Securing an online presence can be one of the most difficult tasks that our clients face. We spend a tremendous amount of time keeping a watchful eye on security advisories, applying patches, etc. just to make sure our servers remain secure. This is often very hard for resellers and web developers alike to keep up with.
For instance, let’s take your average WordPress based website. Not only do you have to make sure the WordPress core stays updated but you also have to do the same for all plugins and themes that are being used. It is very common for a WordPress site to have more than 10 plugins and a handful of themes installed at once. Fortunately, WordPress has a good interface for managing and installing these updates easily. Often times everything can be upgraded in just a few clicks. However, this still requires that someone login to the WordPress admin interface and perform the upgrades. For resellers managing hundreds of sites this can be tedious at best and it is easy for one to get overlooked.
Unfortunately, it only takes one bad egg to spoil the bunch. Just one seemingly minor oversight of a single WordPress install and a few months down the road we could be seeing thousands of spam emails being sent from it; or even worse. Web site security will be a common topic on our blog simply because it is very important and often forgotten. Even as a web hosting client you play an important role in keeping your server safe.
Given the quantity of clients and websites that we host, it is inevitable that one of them will get “hacked” through a vulnerable script, compromised login information, etc. from time to time. As such, back in January we implemented full malware scanning on all of our servers to help combat this. All hosted web data on our servers is now being scanned using various malware and virus definitions. This helps us quickly identify HTML files with injected code, harmful PHP scripts, etc. that might get placed on an account and sit there unnoticed by the site’s owner. A lot of times these are automated attacks that are simply placing PHP shells and spam scripts on the account for later use. Catching these before attackers do their dirty work is very important.
To help us combat these problems, we simply ask that clients respond as soon as possible to any malware notifications that they receive. In each notification we do our best to indicate if the detected problem was a vulnerable script that you were running or if your login information was compromised.

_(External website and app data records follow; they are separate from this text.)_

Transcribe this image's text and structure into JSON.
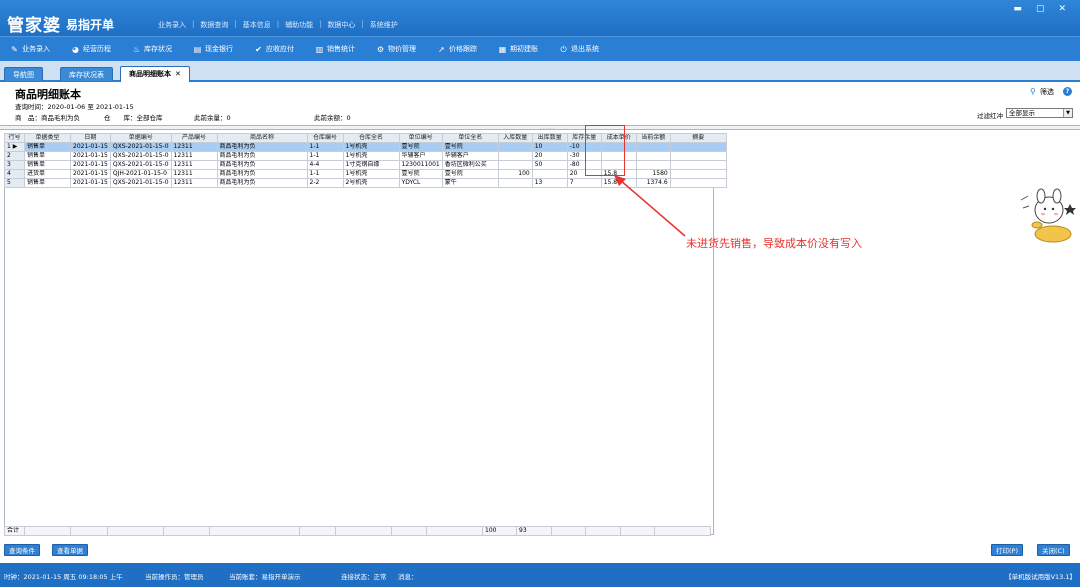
{
  "app": {
    "logo_main": "管家婆",
    "logo_sub": "易指开单",
    "top_menu": [
      "业务录入",
      "数据查询",
      "基本信息",
      "辅助功能",
      "数据中心",
      "系统维护"
    ],
    "window_controls": [
      "▬",
      "▢",
      "✕"
    ]
  },
  "toolbar": [
    {
      "label": "业务录入",
      "icon": "pen-icon",
      "glyph": "✎"
    },
    {
      "label": "经营历程",
      "icon": "pie-icon",
      "glyph": "◕"
    },
    {
      "label": "库存状况",
      "icon": "flame-icon",
      "glyph": "♨"
    },
    {
      "label": "现金银行",
      "icon": "bank-icon",
      "glyph": "▤"
    },
    {
      "label": "应收应付",
      "icon": "check-icon",
      "glyph": "✔"
    },
    {
      "label": "销售统计",
      "icon": "bar-chart-icon",
      "glyph": "▥"
    },
    {
      "label": "物价管理",
      "icon": "gear-icon",
      "glyph": "⚙"
    },
    {
      "label": "价格跟踪",
      "icon": "arrow-icon",
      "glyph": "➚"
    },
    {
      "label": "期初建账",
      "icon": "book-icon",
      "glyph": "▦"
    },
    {
      "label": "退出系统",
      "icon": "power-icon",
      "glyph": "⏻"
    }
  ],
  "tabs": [
    {
      "label": "导航图"
    },
    {
      "label": "库存状况表"
    },
    {
      "label": "商品明细账本",
      "close": "✕"
    }
  ],
  "header": {
    "title": "商品明细账本",
    "query_time": "查询时间：2020-01-06 至 2021-01-15",
    "product": "商　品：商品毛利为负",
    "warehouse": "仓　　库：全部仓库",
    "prev_balance": "此前余量：0",
    "prev_amount": "此前余额：0",
    "filter_button": "筛选",
    "filter_label": "过滤红冲",
    "filter_value": "全部显示"
  },
  "grid": {
    "columns": [
      "行号",
      "单据类型",
      "日期",
      "单据编号",
      "产品编号",
      "商品名称",
      "仓库编号",
      "仓库全名",
      "单位编号",
      "单位全名",
      "入库数量",
      "出库数量",
      "库存余量",
      "成本单价",
      "当前余额",
      "摘要"
    ],
    "rows": [
      [
        "1 ▶",
        "销售单",
        "2021-01-15",
        "QXS-2021-01-15-0",
        "12311",
        "商品毛利为负",
        "1-1",
        "1号机壳",
        "壹号院",
        "壹号院",
        "",
        "10",
        "-10",
        "",
        "",
        ""
      ],
      [
        "2",
        "销售单",
        "2021-01-15",
        "QXS-2021-01-15-0",
        "12311",
        "商品毛利为负",
        "1-1",
        "1号机壳",
        "华辅客户",
        "华辅客户",
        "",
        "20",
        "-30",
        "",
        "",
        ""
      ],
      [
        "3",
        "销售单",
        "2021-01-15",
        "QXS-2021-01-15-0",
        "12311",
        "商品毛利为负",
        "4-4",
        "1寸克钢自缘",
        "1230011001",
        "香坊区微利公买",
        "",
        "50",
        "-80",
        "",
        "",
        ""
      ],
      [
        "4",
        "进货单",
        "2021-01-15",
        "QJH-2021-01-15-0",
        "12311",
        "商品毛利为负",
        "1-1",
        "1号机壳",
        "壹号院",
        "壹号院",
        "100",
        "",
        "20",
        "15.8",
        "1580",
        ""
      ],
      [
        "5",
        "销售单",
        "2021-01-15",
        "QXS-2021-01-15-0",
        "12311",
        "商品毛利为负",
        "2-2",
        "2号机壳",
        "YDYCL",
        "蒙牛",
        "",
        "13",
        "7",
        "15.8",
        "1374.6",
        ""
      ]
    ],
    "summary_label": "合计",
    "summary_in": "100",
    "summary_out": "93"
  },
  "annotation": {
    "text": "未进货先销售，导致成本价没有写入",
    "color": "#e8322e"
  },
  "buttons": {
    "query_condition": "查询条件",
    "view_document": "查看单据",
    "print": "打印(P)",
    "close": "关闭(C)"
  },
  "status": {
    "time": "时钟：2021-01-15 周五 09:18:05 上午",
    "operator": "当前操作员：管理员",
    "account": "当前账套：易指开单演示",
    "conn": "连接状态：正常",
    "msg": "消息：",
    "version": "【单机版试用版V13.1】"
  },
  "colors": {
    "brand": "#2a7fd4",
    "selected_row": "#a9cdf2"
  }
}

We also a provide a complete list, along with the malware name, of each infection found. By working together we can help make the web a safer place one small piece at a time.